The health care reform package (the Patient Protection and Affordable Care Act of 2010 and the Health Care and Education Reconciliation Act of 2010) has modified the definition of medical expenses eligible for health FSAs to conform them to the definition used for the medical expense itemized deduction. This means that over-the-counter drugs are excluded unless prescribed by a health care professional. The new law makes an exception for insulin.

This new treatment is effective for tax years beginning after Dec. 31, 2010.

The health care reform package also makes a change for health FSAs effective for tax years beginning after Dec. 31, 2012 whereby a plan must provide a $2,500 maximum salary reduction contribution to the health FSA, or else an employee will be subject to tax on distributions from the health FSA. The $2,500 limitation will be indexed for inflation for tax years beginning after 2013.

Under a dependent care FSA, the maximum salary reduction contribution is $5,000. If an employee has more than $5,000 in dependent care expenses, he/she can use the excess to take the child care credit on their income tax return.

However, he/she cannot take the child care credit for expenses submitted to the dependent care FSA.

Employees must be careful in determining the amounts to include in their FSAs. There is a “use it or lose it” rule where any amounts not used by the employee for eligible expenses during a plan year will be forfeited.

However, the IRS has given employers permission to provide for a grace period of not more than two months and 15 days after the end of the plan year.

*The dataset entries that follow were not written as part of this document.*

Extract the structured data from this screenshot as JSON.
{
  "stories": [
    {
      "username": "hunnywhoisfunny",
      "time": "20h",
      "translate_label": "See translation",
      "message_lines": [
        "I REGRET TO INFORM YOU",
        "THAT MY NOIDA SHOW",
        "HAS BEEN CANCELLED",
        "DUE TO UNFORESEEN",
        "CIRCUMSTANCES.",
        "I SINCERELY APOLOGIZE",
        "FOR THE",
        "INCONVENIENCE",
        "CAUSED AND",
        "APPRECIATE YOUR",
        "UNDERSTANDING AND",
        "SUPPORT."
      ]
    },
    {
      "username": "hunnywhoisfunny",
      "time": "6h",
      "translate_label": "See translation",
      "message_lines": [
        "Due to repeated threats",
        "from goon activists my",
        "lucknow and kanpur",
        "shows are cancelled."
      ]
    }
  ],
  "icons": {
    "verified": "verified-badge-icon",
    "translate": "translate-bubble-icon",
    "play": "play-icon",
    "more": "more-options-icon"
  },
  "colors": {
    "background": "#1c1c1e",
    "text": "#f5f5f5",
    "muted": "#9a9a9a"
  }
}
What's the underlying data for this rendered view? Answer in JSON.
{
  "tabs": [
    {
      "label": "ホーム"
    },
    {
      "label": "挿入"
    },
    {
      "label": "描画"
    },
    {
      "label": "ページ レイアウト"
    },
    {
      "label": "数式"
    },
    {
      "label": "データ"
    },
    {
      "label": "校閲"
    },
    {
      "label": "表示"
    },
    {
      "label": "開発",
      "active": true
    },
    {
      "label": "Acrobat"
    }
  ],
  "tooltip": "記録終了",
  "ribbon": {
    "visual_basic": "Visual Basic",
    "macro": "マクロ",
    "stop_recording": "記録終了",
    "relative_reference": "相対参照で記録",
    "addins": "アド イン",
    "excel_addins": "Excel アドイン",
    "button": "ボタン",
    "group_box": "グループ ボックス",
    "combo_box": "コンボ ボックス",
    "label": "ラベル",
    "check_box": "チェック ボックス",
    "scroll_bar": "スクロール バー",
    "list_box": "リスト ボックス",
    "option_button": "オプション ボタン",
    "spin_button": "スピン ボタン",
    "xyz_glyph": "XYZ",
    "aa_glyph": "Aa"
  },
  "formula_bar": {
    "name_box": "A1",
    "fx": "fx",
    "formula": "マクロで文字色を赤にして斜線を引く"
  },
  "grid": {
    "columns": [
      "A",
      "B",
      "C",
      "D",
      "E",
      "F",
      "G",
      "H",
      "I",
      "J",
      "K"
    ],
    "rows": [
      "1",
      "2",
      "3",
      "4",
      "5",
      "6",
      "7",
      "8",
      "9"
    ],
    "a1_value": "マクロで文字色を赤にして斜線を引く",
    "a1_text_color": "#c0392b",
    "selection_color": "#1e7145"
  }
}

If a plan provides a grace period, funds contributed during one year can be used to reimburse expenses incurred in the following year during the grace period.

Employees realize tax benefits because the salary reduction contributions are made with pre-tax dollars, which means the amount of taxes withheld from an employee’s paycheck will be lower. Employers realize tax benefits because employees’ taxable compensation is lower, resulting in lower employment taxes.

As with any employee benefit plan, there are various discrimination and other rules that must be met. Please consult a tax professional if you have questions or would like to set up a cafeteria plan for your business.

Ginga MacLaughlin is a Certified Public Accountant, a Certified Information Technology Professional, and a Certified Information Systems Auditor with the accounting firm Silas Simmons, LLP in Natchez.